Website and app data records:

-.-.-

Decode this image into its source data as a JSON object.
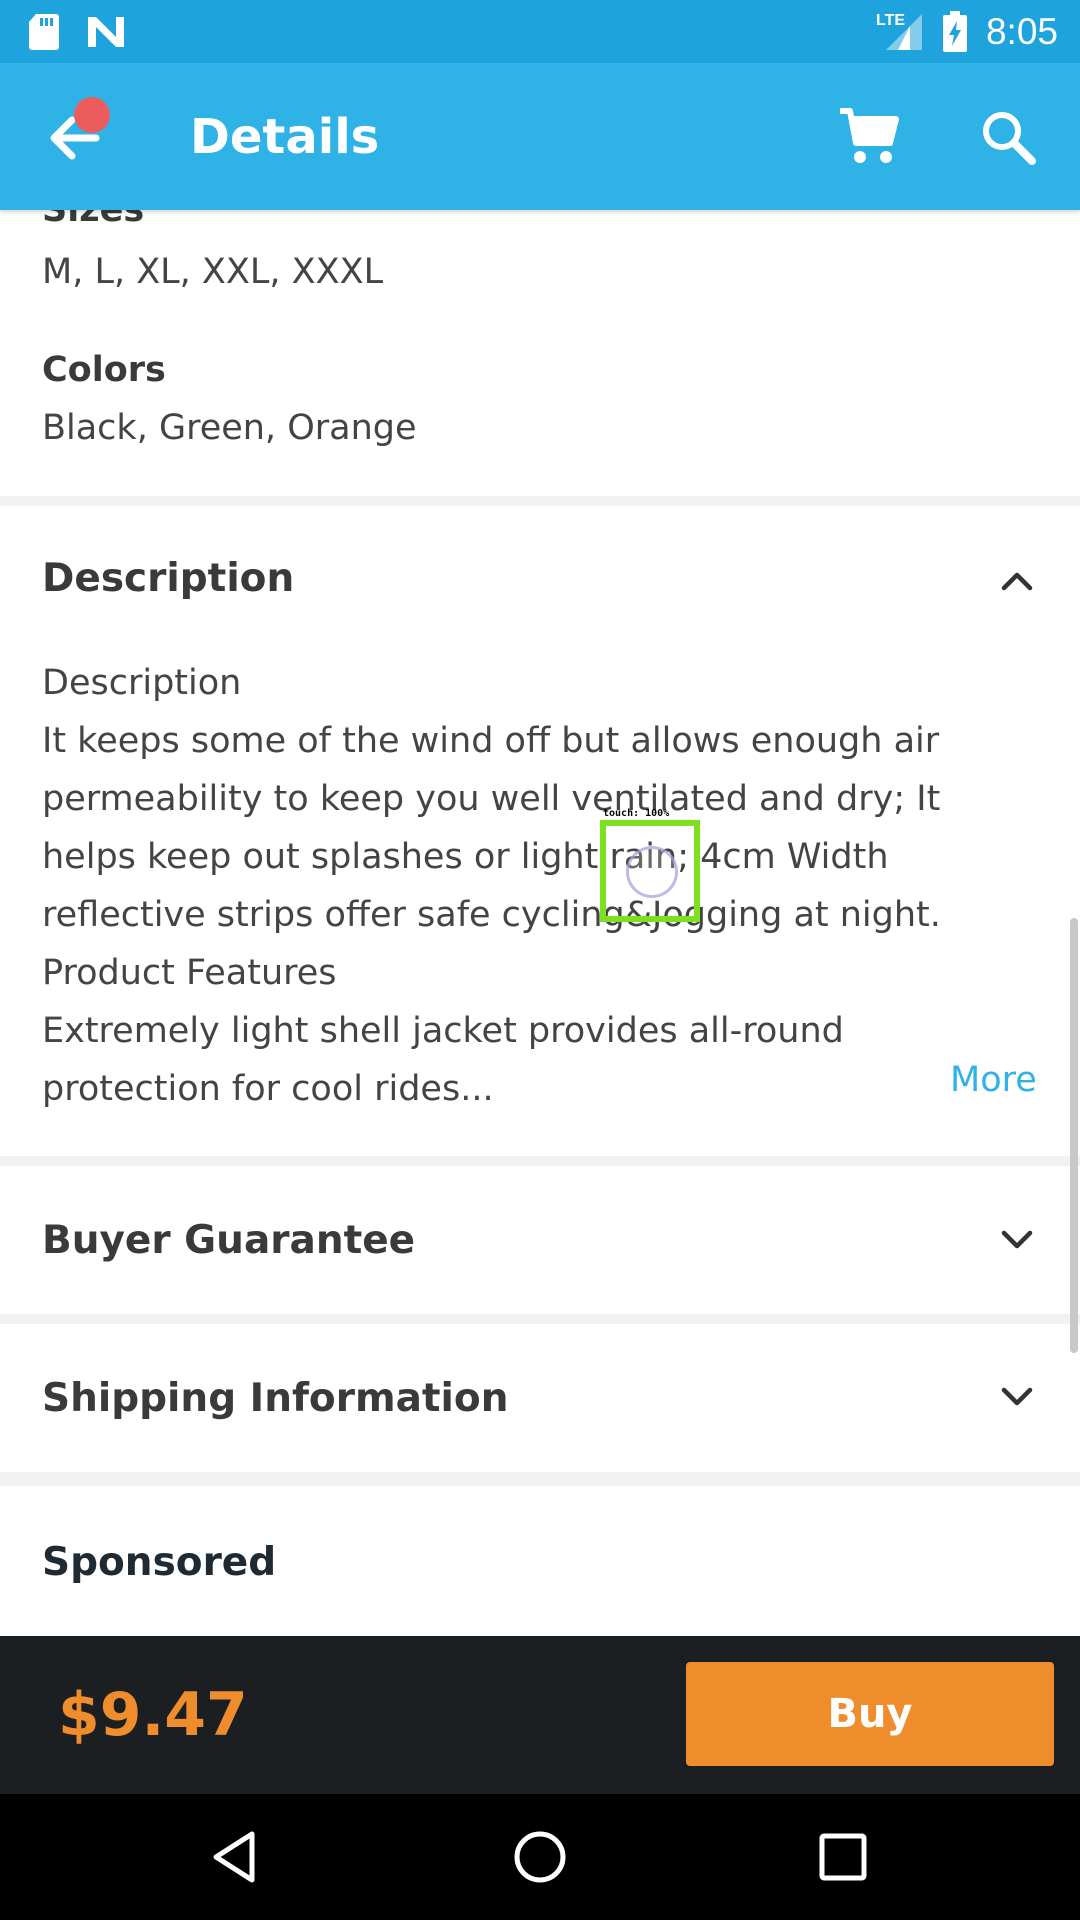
{
  "status_bar": {
    "time": "8:05",
    "network": "LTE",
    "icons": [
      "sd-card-icon",
      "n-notification-icon",
      "lte-signal-icon",
      "battery-charging-icon"
    ],
    "color": "#1ea3dc"
  },
  "app_bar": {
    "title": "Details",
    "back_icon": "arrow-left-icon",
    "cart_icon": "cart-icon",
    "search_icon": "search-icon",
    "color": "#2fb2e6",
    "notification_dot_color": "#ec5c5c"
  },
  "product": {
    "sizes_label": "Sizes",
    "sizes_value": "M, L, XL, XXL, XXXL",
    "colors_label": "Colors",
    "colors_value": "Black, Green, Orange"
  },
  "description": {
    "title": "Description",
    "lines": [
      "Description",
      "It keeps some of the wind off but allows enough air",
      "permeability to keep you well ventilated and dry; It",
      "helps keep out splashes or light rain; 4cm Width",
      "reflective strips offer safe cycling&Jogging at night.",
      "Product Features",
      "Extremely light shell jacket provides all-round",
      "protection for cool rides..."
    ],
    "more_label": "More",
    "toggle_icon": "chevron-up-icon"
  },
  "sections": {
    "buyer_guarantee": "Buyer Guarantee",
    "shipping_information": "Shipping Information",
    "sponsored": "Sponsored"
  },
  "touch_indicator": {
    "label": "touch: 100%"
  },
  "purchase": {
    "price": "$9.47",
    "buy_label": "Buy",
    "accent": "#ef8d2d"
  },
  "nav_bar": {
    "icons": [
      "back-triangle-icon",
      "home-circle-icon",
      "recents-square-icon"
    ]
  }
}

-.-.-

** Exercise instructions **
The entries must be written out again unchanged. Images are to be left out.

** Your response **
Decode this image into its source data as a JSON object.
{
  "status_bar": {
    "time": "8:05",
    "network": "LTE",
    "icons": [
      "sd-card-icon",
      "n-notification-icon",
      "lte-signal-icon",
      "battery-charging-icon"
    ],
    "color": "#1ea3dc"
  },
  "app_bar": {
    "title": "Details",
    "back_icon": "arrow-left-icon",
    "cart_icon": "cart-icon",
    "search_icon": "search-icon",
    "color": "#2fb2e6",
    "notification_dot_color": "#ec5c5c"
  },
  "product": {
    "sizes_label": "Sizes",
    "sizes_value": "M, L, XL, XXL, XXXL",
    "colors_label": "Colors",
    "colors_value": "Black, Green, Orange"
  },
  "description": {
    "title": "Description",
    "lines": [
      "Description",
      "It keeps some of the wind off but allows enough air",
      "permeability to keep you well ventilated and dry; It",
      "helps keep out splashes or light rain; 4cm Width",
      "reflective strips offer safe cycling&Jogging at night.",
      "Product Features",
      "Extremely light shell jacket provides all-round",
      "protection for cool rides..."
    ],
    "more_label": "More",
    "toggle_icon": "chevron-up-icon"
  },
  "sections": {
    "buyer_guarantee": "Buyer Guarantee",
    "shipping_information": "Shipping Information",
    "sponsored": "Sponsored"
  },
  "touch_indicator": {
    "label": "touch: 100%"
  },
  "purchase": {
    "price": "$9.47",
    "buy_label": "Buy",
    "accent": "#ef8d2d"
  },
  "nav_bar": {
    "icons": [
      "back-triangle-icon",
      "home-circle-icon",
      "recents-square-icon"
    ]
  }
}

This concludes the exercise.